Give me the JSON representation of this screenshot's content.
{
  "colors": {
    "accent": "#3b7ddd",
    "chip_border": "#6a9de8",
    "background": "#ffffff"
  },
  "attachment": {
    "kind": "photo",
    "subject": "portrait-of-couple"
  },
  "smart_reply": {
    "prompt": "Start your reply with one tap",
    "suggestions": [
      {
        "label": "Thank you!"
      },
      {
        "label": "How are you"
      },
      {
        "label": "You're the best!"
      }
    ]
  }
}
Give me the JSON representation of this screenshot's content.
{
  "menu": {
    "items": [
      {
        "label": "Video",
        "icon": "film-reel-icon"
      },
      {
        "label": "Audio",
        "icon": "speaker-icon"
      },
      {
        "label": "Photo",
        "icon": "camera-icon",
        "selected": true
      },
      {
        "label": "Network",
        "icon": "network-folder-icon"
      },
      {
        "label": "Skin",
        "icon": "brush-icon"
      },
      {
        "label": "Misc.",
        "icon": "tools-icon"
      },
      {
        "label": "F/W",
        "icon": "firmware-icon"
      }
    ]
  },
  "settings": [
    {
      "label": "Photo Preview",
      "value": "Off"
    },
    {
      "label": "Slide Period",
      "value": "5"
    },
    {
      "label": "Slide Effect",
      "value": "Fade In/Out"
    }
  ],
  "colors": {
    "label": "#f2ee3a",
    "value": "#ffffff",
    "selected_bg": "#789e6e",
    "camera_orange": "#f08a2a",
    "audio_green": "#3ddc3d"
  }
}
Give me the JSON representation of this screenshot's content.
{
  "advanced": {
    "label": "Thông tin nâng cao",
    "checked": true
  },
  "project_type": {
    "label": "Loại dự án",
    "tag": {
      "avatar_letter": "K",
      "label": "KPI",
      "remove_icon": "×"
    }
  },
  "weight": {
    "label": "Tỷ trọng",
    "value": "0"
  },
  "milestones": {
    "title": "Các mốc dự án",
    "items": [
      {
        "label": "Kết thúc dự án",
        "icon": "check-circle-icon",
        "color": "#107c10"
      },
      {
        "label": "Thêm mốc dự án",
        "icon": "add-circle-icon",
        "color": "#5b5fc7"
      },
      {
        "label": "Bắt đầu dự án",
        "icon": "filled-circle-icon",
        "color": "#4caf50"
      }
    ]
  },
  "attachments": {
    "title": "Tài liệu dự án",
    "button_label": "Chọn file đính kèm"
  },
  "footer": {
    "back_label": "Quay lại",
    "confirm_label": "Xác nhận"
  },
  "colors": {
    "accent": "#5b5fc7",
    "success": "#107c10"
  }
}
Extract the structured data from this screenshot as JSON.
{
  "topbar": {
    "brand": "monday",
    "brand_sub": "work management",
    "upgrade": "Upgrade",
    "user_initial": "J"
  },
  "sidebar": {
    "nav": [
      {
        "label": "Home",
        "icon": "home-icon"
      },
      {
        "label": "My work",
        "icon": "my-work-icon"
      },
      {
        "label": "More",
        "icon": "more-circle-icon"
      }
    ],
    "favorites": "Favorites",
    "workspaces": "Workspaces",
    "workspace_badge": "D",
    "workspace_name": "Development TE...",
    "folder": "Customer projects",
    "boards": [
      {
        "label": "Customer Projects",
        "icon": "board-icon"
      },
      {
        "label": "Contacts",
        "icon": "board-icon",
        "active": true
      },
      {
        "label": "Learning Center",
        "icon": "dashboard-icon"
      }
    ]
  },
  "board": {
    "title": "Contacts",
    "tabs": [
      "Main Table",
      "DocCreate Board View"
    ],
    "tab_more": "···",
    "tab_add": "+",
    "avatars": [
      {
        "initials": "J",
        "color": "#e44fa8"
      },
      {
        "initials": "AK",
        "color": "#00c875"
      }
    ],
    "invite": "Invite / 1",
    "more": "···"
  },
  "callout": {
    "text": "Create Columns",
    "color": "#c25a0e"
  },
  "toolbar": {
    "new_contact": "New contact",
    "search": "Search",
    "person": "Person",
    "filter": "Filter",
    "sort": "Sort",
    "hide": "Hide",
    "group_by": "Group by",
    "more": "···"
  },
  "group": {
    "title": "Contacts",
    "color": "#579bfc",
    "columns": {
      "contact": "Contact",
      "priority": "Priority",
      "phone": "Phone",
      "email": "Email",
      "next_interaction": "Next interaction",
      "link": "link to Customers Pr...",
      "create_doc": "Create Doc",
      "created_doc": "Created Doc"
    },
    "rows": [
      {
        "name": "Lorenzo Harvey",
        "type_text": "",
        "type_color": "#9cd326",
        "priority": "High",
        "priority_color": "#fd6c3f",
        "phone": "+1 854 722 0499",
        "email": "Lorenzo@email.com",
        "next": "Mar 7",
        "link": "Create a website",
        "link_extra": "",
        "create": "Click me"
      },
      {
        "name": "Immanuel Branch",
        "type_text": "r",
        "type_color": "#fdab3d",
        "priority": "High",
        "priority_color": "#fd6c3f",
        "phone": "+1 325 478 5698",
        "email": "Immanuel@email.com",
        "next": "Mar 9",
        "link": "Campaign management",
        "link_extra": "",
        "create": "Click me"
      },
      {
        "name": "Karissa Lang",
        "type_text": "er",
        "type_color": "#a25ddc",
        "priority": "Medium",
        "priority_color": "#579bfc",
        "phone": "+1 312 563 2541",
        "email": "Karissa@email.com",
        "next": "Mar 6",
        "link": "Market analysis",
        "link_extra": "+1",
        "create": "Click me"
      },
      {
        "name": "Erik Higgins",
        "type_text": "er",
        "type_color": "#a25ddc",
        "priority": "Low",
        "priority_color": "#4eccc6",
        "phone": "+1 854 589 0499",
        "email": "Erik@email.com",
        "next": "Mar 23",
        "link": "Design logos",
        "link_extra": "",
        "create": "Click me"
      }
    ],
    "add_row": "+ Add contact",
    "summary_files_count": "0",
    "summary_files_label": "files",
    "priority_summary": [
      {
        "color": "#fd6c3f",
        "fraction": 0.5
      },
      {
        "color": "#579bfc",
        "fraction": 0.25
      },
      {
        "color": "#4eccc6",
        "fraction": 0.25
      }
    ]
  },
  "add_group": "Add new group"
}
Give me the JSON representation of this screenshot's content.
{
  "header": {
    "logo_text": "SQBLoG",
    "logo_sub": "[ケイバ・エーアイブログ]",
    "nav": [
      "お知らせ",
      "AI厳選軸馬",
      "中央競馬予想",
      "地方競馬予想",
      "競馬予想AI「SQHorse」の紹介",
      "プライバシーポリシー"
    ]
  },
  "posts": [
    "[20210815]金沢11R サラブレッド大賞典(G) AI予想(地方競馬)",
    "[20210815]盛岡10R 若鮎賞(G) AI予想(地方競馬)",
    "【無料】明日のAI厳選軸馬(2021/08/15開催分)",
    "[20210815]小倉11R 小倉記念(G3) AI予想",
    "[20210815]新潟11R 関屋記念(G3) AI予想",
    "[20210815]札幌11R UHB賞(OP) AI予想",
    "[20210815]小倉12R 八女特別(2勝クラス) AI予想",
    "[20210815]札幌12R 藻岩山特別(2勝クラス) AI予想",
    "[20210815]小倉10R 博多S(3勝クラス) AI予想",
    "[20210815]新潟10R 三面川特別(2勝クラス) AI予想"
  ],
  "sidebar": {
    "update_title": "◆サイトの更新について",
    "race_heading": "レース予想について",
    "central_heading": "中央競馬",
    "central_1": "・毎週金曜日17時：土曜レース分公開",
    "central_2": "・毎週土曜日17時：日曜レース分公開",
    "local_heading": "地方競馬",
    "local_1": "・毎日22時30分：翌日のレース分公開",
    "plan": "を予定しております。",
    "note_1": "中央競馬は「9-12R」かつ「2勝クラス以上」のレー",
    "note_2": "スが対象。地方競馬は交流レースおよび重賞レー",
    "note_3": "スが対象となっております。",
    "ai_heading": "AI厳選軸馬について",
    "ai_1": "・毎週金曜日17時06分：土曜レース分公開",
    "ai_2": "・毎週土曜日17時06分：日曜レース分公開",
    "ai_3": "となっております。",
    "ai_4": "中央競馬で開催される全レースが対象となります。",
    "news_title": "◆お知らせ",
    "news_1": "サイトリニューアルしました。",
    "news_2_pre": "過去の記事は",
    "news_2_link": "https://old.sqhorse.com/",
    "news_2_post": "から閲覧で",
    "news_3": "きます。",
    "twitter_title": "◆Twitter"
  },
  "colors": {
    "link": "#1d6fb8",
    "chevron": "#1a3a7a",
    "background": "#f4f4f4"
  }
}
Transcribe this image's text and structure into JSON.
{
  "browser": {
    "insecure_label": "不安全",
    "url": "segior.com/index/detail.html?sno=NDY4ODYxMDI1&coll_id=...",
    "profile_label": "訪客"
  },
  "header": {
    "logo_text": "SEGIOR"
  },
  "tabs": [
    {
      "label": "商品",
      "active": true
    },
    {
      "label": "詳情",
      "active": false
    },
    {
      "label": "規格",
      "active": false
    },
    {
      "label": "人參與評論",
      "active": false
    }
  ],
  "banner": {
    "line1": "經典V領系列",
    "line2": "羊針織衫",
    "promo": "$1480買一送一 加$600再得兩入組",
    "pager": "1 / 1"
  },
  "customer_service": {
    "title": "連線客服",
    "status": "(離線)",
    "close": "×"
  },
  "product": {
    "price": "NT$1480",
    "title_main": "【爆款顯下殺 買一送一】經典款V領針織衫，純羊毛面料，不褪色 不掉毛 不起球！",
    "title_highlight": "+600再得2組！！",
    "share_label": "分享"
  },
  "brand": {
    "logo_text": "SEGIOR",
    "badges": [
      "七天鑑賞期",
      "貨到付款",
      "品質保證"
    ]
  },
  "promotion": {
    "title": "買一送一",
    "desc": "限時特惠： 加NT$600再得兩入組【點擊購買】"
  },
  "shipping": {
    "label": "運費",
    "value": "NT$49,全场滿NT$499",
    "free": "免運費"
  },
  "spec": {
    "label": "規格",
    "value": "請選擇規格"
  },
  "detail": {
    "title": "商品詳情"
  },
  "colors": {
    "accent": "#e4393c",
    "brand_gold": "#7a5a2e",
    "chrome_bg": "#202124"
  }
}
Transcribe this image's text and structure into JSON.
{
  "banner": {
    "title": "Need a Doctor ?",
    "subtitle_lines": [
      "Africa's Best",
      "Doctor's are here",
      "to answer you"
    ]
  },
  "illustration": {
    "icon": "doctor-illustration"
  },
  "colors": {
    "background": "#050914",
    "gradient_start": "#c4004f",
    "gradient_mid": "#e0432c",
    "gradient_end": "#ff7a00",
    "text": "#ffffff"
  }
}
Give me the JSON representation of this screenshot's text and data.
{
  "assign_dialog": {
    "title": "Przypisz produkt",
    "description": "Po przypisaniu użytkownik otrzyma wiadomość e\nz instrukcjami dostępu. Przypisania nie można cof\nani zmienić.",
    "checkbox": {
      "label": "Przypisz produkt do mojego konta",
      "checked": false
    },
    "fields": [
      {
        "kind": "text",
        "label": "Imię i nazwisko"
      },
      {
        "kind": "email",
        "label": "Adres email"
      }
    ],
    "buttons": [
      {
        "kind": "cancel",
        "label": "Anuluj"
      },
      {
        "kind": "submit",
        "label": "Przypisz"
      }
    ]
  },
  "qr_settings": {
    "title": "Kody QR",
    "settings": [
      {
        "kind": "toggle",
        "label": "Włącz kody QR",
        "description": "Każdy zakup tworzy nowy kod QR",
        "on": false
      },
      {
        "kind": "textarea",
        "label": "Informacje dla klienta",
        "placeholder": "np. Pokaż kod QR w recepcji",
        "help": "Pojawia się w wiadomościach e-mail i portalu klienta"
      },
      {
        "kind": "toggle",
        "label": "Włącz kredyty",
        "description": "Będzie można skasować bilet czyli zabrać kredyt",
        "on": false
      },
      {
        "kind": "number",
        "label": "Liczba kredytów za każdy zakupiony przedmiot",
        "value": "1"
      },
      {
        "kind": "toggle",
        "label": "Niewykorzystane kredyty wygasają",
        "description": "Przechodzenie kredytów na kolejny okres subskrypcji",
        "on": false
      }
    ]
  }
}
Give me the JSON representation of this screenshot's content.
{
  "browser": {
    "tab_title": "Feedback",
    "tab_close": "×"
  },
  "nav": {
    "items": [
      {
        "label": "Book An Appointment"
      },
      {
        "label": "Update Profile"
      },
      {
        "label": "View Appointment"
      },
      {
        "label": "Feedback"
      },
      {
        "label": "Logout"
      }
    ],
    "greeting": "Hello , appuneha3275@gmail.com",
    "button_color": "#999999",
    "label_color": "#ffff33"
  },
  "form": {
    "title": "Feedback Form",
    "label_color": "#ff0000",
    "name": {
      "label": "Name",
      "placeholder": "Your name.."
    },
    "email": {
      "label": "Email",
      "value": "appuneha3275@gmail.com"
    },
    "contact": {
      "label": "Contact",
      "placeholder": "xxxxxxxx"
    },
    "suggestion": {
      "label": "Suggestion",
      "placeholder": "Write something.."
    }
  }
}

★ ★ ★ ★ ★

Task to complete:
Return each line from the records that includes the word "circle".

Exercise solution:
        "icon": "check-circle-icon",
        "icon": "add-circle-icon",
        "icon": "filled-circle-icon",
        "icon": "more-circle-icon"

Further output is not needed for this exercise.